The crime rate in Bhutan is one of the lowest in Asia region. Foreigners are normally given high respect by locals. They can travel without any fear of getting robbed or losing their valuables. It may sometimes happen accidentally in big crowds like in festival places to lose your wallet. In such occasions, you need to be bit more careful.

You can cancel your trip anytime without any obligation. You will be subject to cancelation fee for tour booked, paid and eventually cancelled. Please read our cancellation policy.

Tourism is Bhutan is highly regulated by the government. If you wish to visit Bhutan, you must do so through a licensed Bhutanese tour company. You cannot tour the country on your own and you cannot rent a car and drive on your town. You are obliged to have a guide and a driver. This policy ensures that when you come to Bhutan, you will be immersed in a tradition, culture and environment that have been carefully preserved for future generation and tourism.

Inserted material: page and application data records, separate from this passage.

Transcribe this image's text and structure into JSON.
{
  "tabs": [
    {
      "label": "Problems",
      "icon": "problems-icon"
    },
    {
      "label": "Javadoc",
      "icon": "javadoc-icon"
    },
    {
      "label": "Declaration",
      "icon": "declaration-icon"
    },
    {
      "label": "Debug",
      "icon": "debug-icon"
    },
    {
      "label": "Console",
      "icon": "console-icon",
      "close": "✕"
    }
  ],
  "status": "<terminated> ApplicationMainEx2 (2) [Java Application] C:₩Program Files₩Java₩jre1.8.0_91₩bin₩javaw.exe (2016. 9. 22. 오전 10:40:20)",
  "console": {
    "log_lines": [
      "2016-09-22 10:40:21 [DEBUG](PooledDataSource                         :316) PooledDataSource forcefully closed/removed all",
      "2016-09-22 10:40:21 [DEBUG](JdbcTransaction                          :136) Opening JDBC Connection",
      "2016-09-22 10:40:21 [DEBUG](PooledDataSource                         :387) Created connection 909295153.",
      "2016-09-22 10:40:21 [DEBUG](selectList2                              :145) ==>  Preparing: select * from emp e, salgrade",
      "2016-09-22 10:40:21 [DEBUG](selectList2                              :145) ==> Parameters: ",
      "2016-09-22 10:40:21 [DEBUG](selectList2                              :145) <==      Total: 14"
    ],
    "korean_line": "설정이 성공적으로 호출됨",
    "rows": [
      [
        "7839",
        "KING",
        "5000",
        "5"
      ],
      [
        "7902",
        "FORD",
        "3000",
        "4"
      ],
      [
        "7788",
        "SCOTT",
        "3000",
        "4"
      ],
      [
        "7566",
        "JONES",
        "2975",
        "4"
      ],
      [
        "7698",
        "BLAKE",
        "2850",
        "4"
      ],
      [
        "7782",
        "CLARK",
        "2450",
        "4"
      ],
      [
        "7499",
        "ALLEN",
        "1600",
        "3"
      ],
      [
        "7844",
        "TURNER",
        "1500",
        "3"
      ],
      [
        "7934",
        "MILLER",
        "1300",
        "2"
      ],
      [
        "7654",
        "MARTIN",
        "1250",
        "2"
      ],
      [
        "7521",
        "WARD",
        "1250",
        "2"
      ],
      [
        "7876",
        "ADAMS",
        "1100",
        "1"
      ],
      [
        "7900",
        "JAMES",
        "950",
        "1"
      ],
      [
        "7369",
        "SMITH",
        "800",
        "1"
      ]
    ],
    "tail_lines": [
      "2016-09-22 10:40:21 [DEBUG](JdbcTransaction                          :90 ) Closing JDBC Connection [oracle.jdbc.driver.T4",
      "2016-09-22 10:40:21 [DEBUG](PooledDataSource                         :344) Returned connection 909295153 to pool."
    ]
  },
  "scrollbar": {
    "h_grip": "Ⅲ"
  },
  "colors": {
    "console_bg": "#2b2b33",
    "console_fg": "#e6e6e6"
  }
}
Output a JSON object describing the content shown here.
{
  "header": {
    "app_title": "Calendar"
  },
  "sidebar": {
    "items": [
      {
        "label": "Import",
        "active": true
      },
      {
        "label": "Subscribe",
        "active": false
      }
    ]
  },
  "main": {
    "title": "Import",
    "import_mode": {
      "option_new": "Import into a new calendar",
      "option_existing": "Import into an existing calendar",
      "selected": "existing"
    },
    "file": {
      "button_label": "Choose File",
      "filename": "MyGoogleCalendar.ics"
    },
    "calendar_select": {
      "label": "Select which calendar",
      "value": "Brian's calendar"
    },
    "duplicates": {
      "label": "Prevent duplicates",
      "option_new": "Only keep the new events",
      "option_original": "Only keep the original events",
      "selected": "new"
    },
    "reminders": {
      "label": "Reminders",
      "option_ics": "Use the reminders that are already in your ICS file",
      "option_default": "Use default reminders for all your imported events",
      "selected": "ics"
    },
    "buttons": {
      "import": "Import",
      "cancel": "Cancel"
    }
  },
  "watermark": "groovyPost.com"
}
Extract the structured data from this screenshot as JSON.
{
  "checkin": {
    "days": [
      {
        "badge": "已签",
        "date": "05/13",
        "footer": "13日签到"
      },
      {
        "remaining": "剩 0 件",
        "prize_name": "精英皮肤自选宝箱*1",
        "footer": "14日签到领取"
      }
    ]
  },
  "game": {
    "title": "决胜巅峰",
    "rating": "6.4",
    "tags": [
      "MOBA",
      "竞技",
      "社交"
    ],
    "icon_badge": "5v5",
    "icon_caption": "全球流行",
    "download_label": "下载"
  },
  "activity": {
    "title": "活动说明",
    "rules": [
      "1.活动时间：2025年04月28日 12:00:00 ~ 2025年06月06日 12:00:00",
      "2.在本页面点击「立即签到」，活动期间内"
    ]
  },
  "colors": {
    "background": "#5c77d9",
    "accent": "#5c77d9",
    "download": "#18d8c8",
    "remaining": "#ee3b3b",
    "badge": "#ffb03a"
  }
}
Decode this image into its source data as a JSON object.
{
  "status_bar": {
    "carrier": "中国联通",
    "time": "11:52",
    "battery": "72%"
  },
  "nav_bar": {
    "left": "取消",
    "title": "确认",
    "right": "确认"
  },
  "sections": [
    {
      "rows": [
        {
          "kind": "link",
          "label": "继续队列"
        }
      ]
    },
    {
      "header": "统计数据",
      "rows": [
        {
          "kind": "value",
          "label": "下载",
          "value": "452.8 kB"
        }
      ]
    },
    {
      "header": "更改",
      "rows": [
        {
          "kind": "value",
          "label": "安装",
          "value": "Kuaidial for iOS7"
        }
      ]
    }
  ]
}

You need to wire transfer the money our Bank's account maintained abroad. For Bank account details, see travel info.

The kingdom of Bhutan is widely known for its deep-rooted traditions and cultural aesthetics. One of the things that make this nation stand out from other developing nations is their dress code behaviour. The traditional attire for men and women were introduced around the 17th century by the unifier of Bhutan as a nation-state, 'Ngawang Namgyal' to display their unique identity. It was made mandatory for Bhutanese citizens to wear their traditional outfits in an attempt to promote and preserve Bhutanese heritage. A deeper connection towards the land and a sense of belongingness amongst the fellow citizens emerged out of this practice. With the aim to integrate a sense of community, the national dress code continues to be applicable for Bhutanese. Let's have a look at their distinct attire that makes our everyday clothes look too ordinary

1. Gho

The men in Bhutan adorn themselves in a knee-length, robe-like cloth which is wrapped around their bodies and nicely secured with a belt. Known as 'Gho', this outfit forms a pouch-like area in the upper part and is used for storing various things- traditionally betel nuts but now mobile phones! It is highly worn during formal occasions and large gatherings.

2.  Kera

A woven cloth belt, 'Kera' is used by the Bhutanese to tighten their outfits. It is an added accessory to their overall attire which enhances their look. With plenty of designs, colours and patterns to choose from, Kera is widely available in Bhutan to compliment the dressing style of both men as well as women. There is no particular dress code as such for the tourists. But Bhutanese being modest you might want to avoid revealing clothing. Choose your clothes wisely in order not to offend the locals. Men can bring jeans, cotton pants, T-shirts, casual shirts and warm jacket/coat for the evening. Women can bring jeans, cotton slacks, long skirts, T-shirts and long sleeves and warm coat/jacket for the evening. You cannot wear shorts, hats and umbrellas while visiting temples, monasteries and festivals. Also you need to take off your shoes while entering the temples as a mark of respect.